» Input records
---------------
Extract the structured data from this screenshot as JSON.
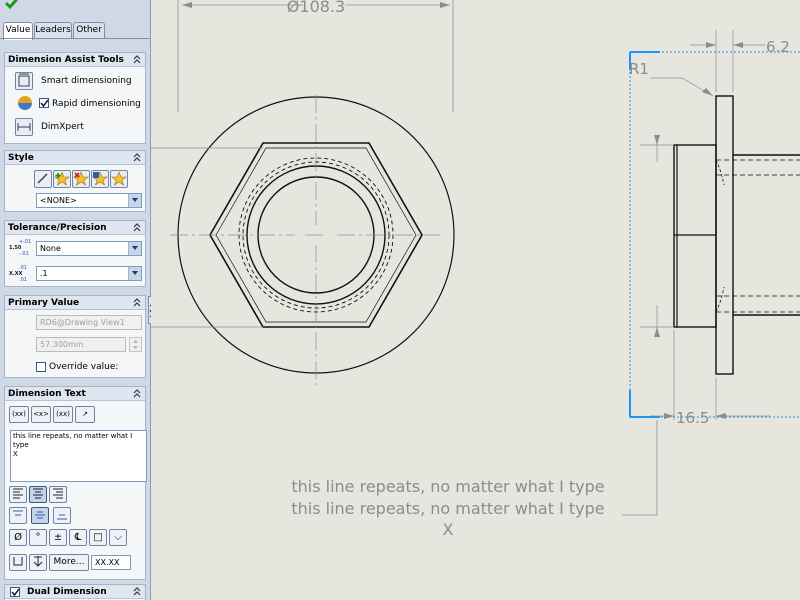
{
  "tabs": [
    {
      "label": "Value",
      "active": true
    },
    {
      "label": "Leaders",
      "active": false
    },
    {
      "label": "Other",
      "active": false
    }
  ],
  "dimension_assist": {
    "title": "Dimension Assist Tools",
    "items": [
      {
        "label": "Smart dimensioning"
      },
      {
        "label": "Rapid dimensioning",
        "checked": true
      },
      {
        "label": "DimXpert"
      }
    ]
  },
  "style": {
    "title": "Style",
    "value": "<NONE>"
  },
  "tolerance": {
    "title": "Tolerance/Precision",
    "tolerance_value": "None",
    "precision_value": ".1",
    "tol_icon_top": "1.50",
    "tol_icon_plus": "+.01",
    "tol_icon_minus": "-.01",
    "prec_icon_top": "X.XX",
    "prec_icon_small": ".01"
  },
  "primary_value": {
    "title": "Primary Value",
    "reference": "RD6@Drawing View1",
    "value": "57.300mm",
    "override_label": "Override value:"
  },
  "dimension_text": {
    "title": "Dimension Text",
    "text_lines": [
      "this line repeats, no matter what I type",
      "X"
    ],
    "more_label": "More...",
    "format_label": "XX.XX",
    "symbol_buttons": [
      "(xx)",
      "<x>",
      "(xx)",
      "↗"
    ],
    "special_symbols": [
      "Ø",
      "°",
      "±",
      "℄",
      "□",
      "⌵"
    ]
  },
  "dual_dimension": {
    "title": "Dual Dimension",
    "checked": true
  },
  "drawing": {
    "dim_diameter": "Ø108.3",
    "dim_width": "6.2",
    "dim_radius": "R1",
    "dim_length": "16.5",
    "note_lines": [
      "this line repeats, no matter what I type",
      "this line repeats, no matter what I type",
      "X"
    ]
  },
  "colors": {
    "panel_bg": "#cfd9e6",
    "canvas_bg": "#e6e6df",
    "selection_blue": "#1e90ff",
    "annotation_gray": "#8c8c8c"
  }
}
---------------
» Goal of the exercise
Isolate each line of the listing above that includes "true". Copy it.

» Your response
      "active": true
        "checked": true
    "checked": true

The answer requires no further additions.